Furthermore, the bank should also be measuring “money at risk” that is the total amount in the compromised accounts. If their security measures failed and criminals stole every last penny then these would be actual losses — an order of magnitude more, perhaps, than the published figures.

The Select Committee chairman is now writing to the banks to ask if this is all true and what the “true” fraud figures might be. If the banks reply with detailed information then we might finally understand quite how difficult bank fraud is. I fully expect the story will run something along the lines that <n> accounts with 10,000 pounds in them are comprised, that the crooks fraudulently transfer 995 pounds from most, but not all of these <n> — but that half the time the fraudulent transaction is reversed.

If this analysis is correct then online banking fraud is a still, on average, much more lucrative than kidnapping — but we must make up our mind as to whether to measure it using the figures of 10,000 or 995 or “about half of 995 is permanently lost”. There’s justification to every way of measuring the problem — but it it’s important to understand the limitations of any single measurement; failure to do so will mean that the banks will not deploy the right level of security measures — and the politicians will fail to give the issue an appropriate level of  consideration.

Why password managers (sometimes) fail

We are asked to remember far too many passwords. This problem is most acute on the web. And thus, unsurprisingly, it is on the web that technical solutions have had most success in replacing users’ ad hoc coping strategies. One of the longest established and most widely adopted technical solutions is a password manager: software that remembers passwords and submits them on the user’s behalf. But this isn’t as straightforward as it sounds. In our recent work on bootstrapping adoption of the Pico system [1], we’ve come to appreciate just how hard life is for developers and maintainers of password managers.

In a paper we are about to present at the Passwords 2014 conference in Trondheim, we introduce our proposal for Password Manager Friendly (PMF) semantics [2]. PMF semantics are designed to give developers and maintainers of password managers a bit of a break and, more importantly, to improve the user experience.

Continue reading Why password managers (sometimes) fail

Spooks behaving badly

Like many in the tech world, I was appalled to see how the security and intelligence agencies’ spin doctors managed to blame Facebook for Lee Rigby’s murder. It may have been a convenient way of diverting attention from the many failings of MI5, MI6 and GCHQ documented by the Intelligence and Security Committee in its report yesterday, but it will be seriously counterproductive. So I wrote an op-ed in the Guardian.

Britain spends less on fighting online crime than Facebook does, and only about a fifth of what either Google or Microsoft spends (declaration of interest: I spent three months working for Google on sabbatical in 2011, working with the click fraud team and on the mobile wallet). The spooks’ approach reminds me of how Pfizer dealt with Viagra spam, which was to hire lawyers to write angry letters to Google. If they’d hired a geek who could have talked to the abuse teams constructively, they’d have achieved an awful lot more.

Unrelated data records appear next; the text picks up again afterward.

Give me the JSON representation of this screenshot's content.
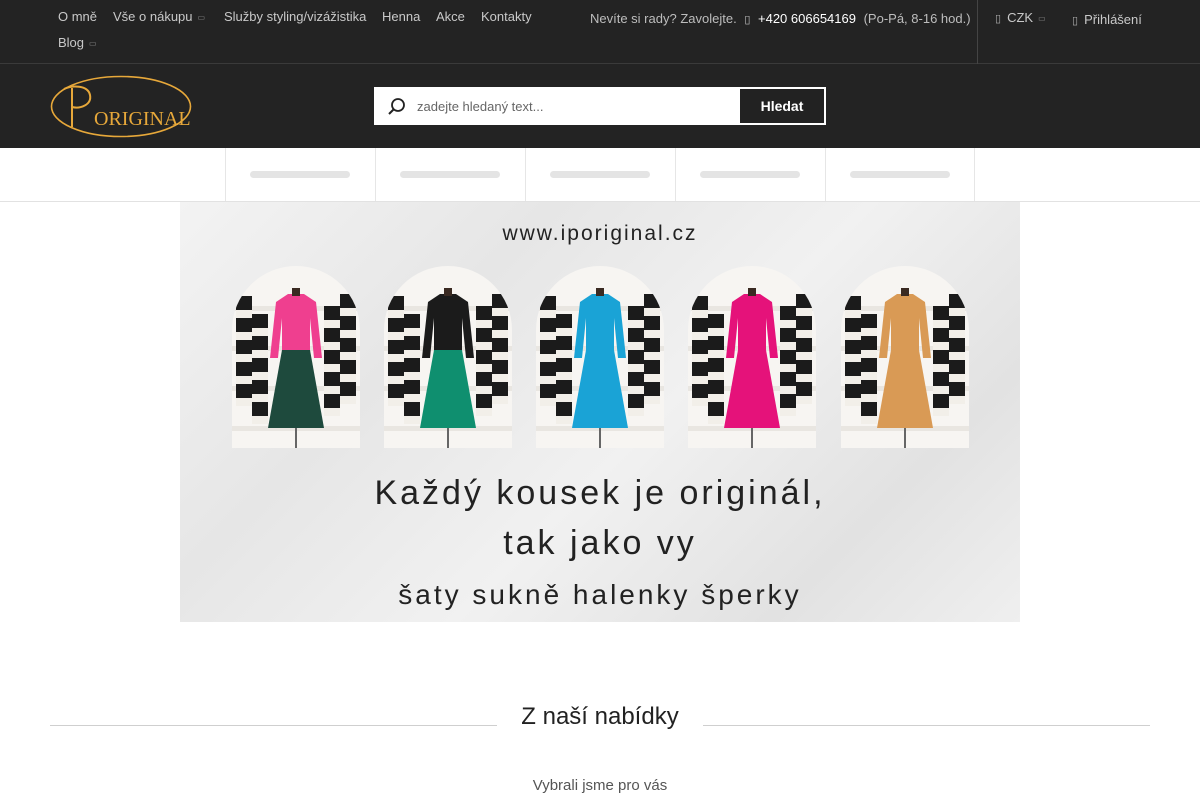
{
  "topbar": {
    "nav": [
      {
        "label": "O mně",
        "dropdown": false
      },
      {
        "label": "Vše o nákupu",
        "dropdown": true
      },
      {
        "label": "Služby styling/vizážistika",
        "dropdown": false
      },
      {
        "label": "Henna",
        "dropdown": false
      },
      {
        "label": "Akce",
        "dropdown": false
      },
      {
        "label": "Kontakty",
        "dropdown": false
      },
      {
        "label": "Blog",
        "dropdown": true
      }
    ],
    "contact_text": "Nevíte si rady? Zavolejte.",
    "phone": "+420 606654169",
    "hours": "(Po-Pá, 8-16 hod.)",
    "currency": "CZK",
    "login": "Přihlášení",
    "icons": {
      "phone": "phone-icon",
      "currency": "wallet-icon",
      "login": "user-icon"
    }
  },
  "header": {
    "logo_text": "ORIGINAL",
    "search_placeholder": "zadejte hledaný text...",
    "search_value": "",
    "search_button": "Hledat"
  },
  "menu_placeholders": 5,
  "banner": {
    "url": "www.iporiginal.cz",
    "line1": "Každý kousek je originál,",
    "line2": "tak jako vy",
    "line3": "šaty   sukně   halenky   šperky",
    "dresses": [
      {
        "top": "#ef3f8f",
        "bottom": "#1e4a3d"
      },
      {
        "top": "#1b1b1b",
        "bottom": "#0f8f6f"
      },
      {
        "top": "#1aa3d6",
        "bottom": "#1aa3d6"
      },
      {
        "top": "#e5127a",
        "bottom": "#e5127a"
      },
      {
        "top": "#d99a55",
        "bottom": "#d99a55"
      }
    ]
  },
  "section": {
    "title": "Z naší nabídky",
    "subtitle": "Vybrali jsme pro vás"
  },
  "colors": {
    "dark": "#232323",
    "accent": "#e7a83a"
  }
}
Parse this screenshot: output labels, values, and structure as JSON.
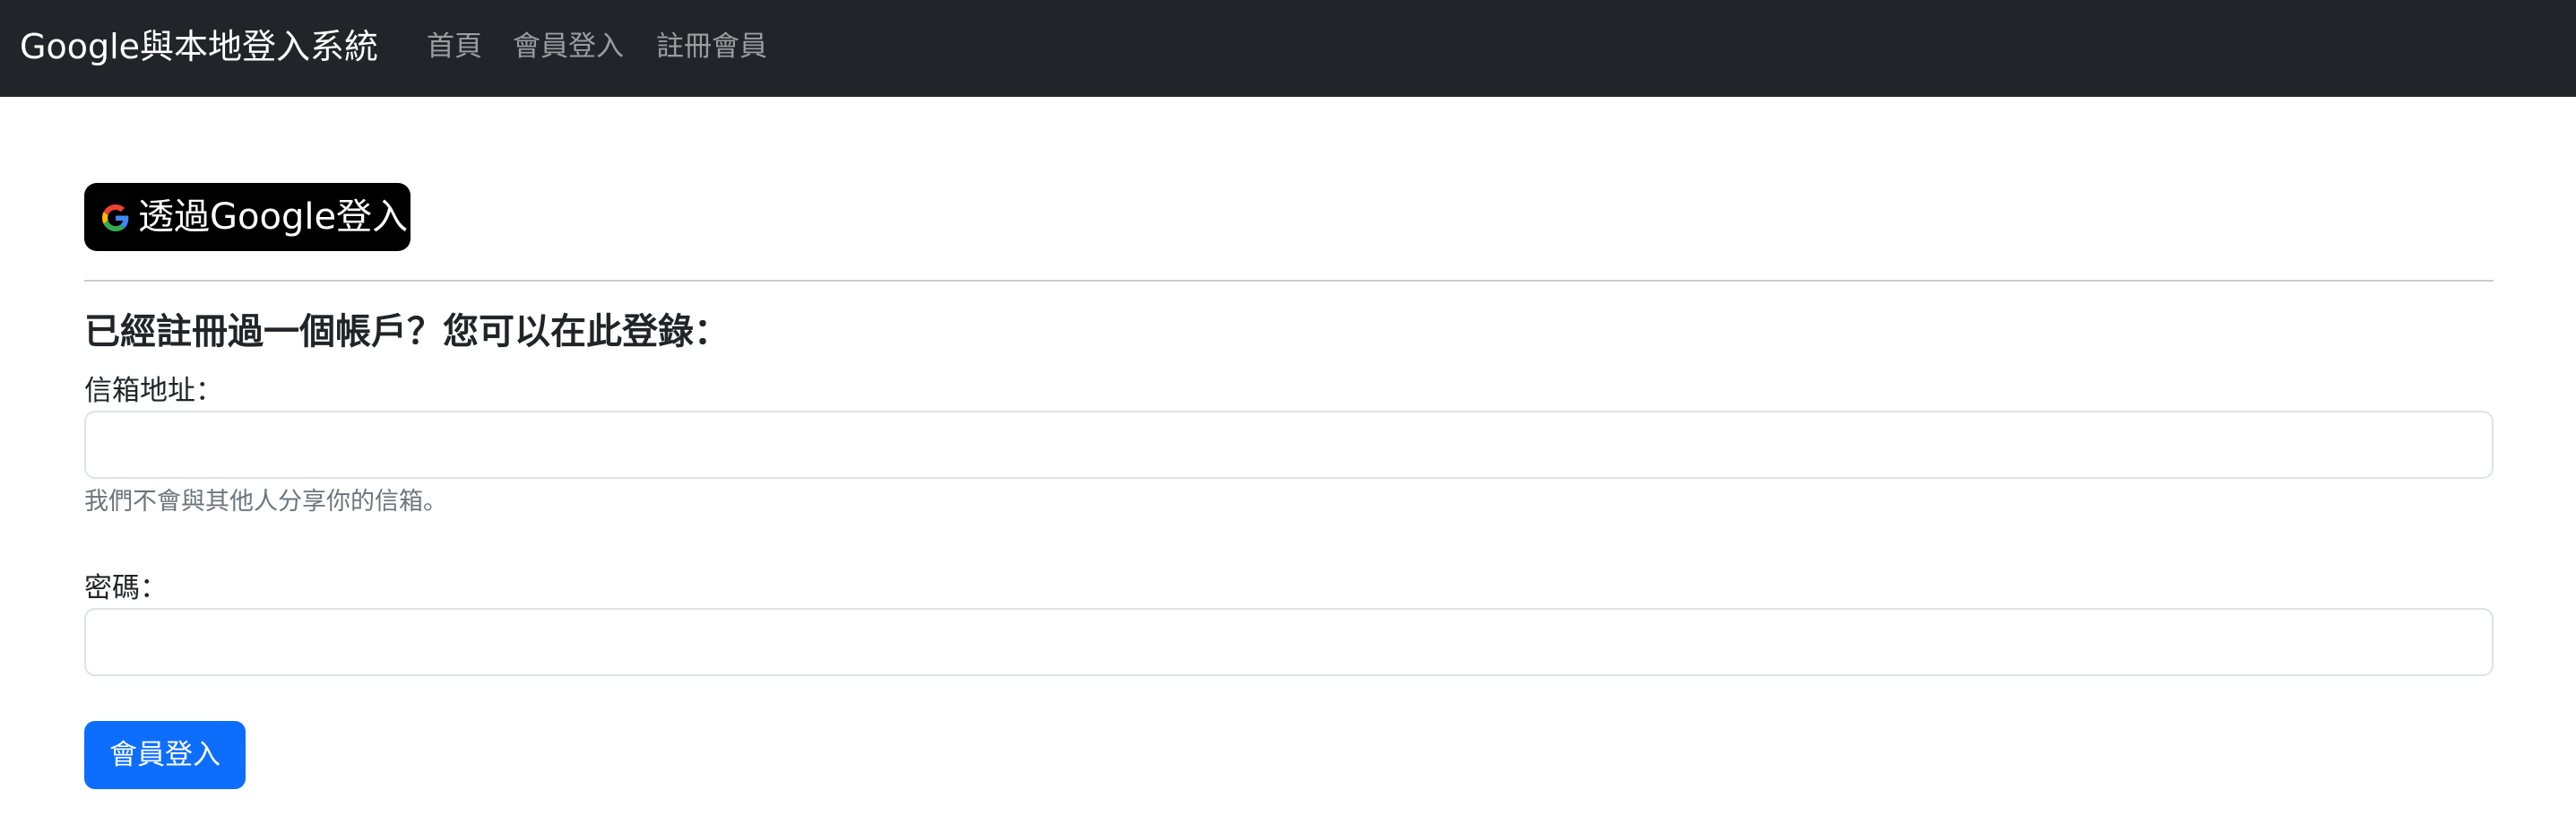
{
  "navbar": {
    "brand": "Google與本地登入系統",
    "links": [
      {
        "label": "首頁"
      },
      {
        "label": "會員登入"
      },
      {
        "label": "註冊會員"
      }
    ],
    "background_color": "#212529"
  },
  "google_login": {
    "label": "透過Google登入",
    "icon": "google-g-icon",
    "background_color": "#000000"
  },
  "login_form": {
    "heading": "已經註冊過一個帳戶？您可以在此登錄：",
    "email_label": "信箱地址：",
    "email_value": "",
    "email_help": "我們不會與其他人分享你的信箱。",
    "password_label": "密碼：",
    "password_value": "",
    "submit_label": "會員登入",
    "submit_color": "#0d6efd"
  }
}
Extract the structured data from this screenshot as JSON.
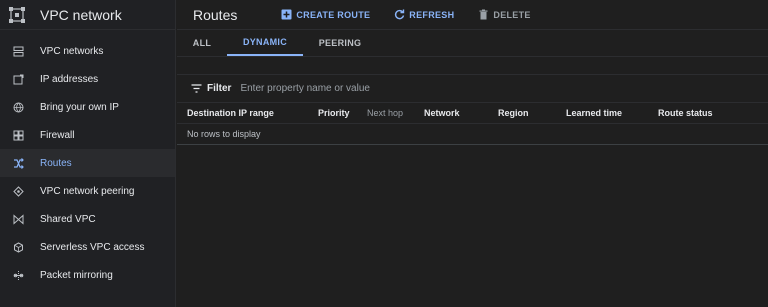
{
  "app": {
    "title": "VPC network",
    "icon": "vpc-network-logo-icon"
  },
  "sidebar": {
    "items": [
      {
        "label": "VPC networks",
        "icon": "vpc-networks-icon"
      },
      {
        "label": "IP addresses",
        "icon": "ip-addresses-icon"
      },
      {
        "label": "Bring your own IP",
        "icon": "globe-icon"
      },
      {
        "label": "Firewall",
        "icon": "firewall-icon"
      },
      {
        "label": "Routes",
        "icon": "routes-icon",
        "active": true
      },
      {
        "label": "VPC network peering",
        "icon": "peering-icon"
      },
      {
        "label": "Shared VPC",
        "icon": "shared-vpc-icon"
      },
      {
        "label": "Serverless VPC access",
        "icon": "serverless-icon"
      },
      {
        "label": "Packet mirroring",
        "icon": "packet-mirroring-icon"
      }
    ]
  },
  "header": {
    "title": "Routes",
    "actions": {
      "create": "CREATE ROUTE",
      "refresh": "REFRESH",
      "delete": "DELETE"
    }
  },
  "tabs": [
    {
      "label": "ALL"
    },
    {
      "label": "DYNAMIC",
      "active": true
    },
    {
      "label": "PEERING"
    }
  ],
  "filter": {
    "label": "Filter",
    "placeholder": "Enter property name or value",
    "value": ""
  },
  "table": {
    "columns": [
      "Destination IP range",
      "Priority",
      "Next hop",
      "Network",
      "Region",
      "Learned time",
      "Route status"
    ],
    "rows": [],
    "empty_message": "No rows to display"
  },
  "colors": {
    "accent": "#8ab4f8",
    "background": "#1f1f1f",
    "sidebar": "#202124",
    "text": "#e8eaed",
    "muted": "#9aa0a6"
  }
}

The likely outcome of GCHQ’s posturing and MI5’s blame avoidance will be to drive tech companies to route all the agencies’ requests past their lawyers. This will lead to huge delays. GCHQ already complained in the Telegraph that they still haven’t got all the murderers’ Facebook traffic; this is no doubt due to the fact that the Department of Justice is sitting on a backlog of requests for mutual legal assistance, the channel through which such requests must flow. Congress won’t give the Department enough money for this, and is content to play chicken with the Obama administration over the issue. If GCHQ really cares, then it could always pay the Department of Justice to clear the backlog. The fact that all the affected government departments and agencies use this issue for posturing, rather than tackling the real problems, should tell you something.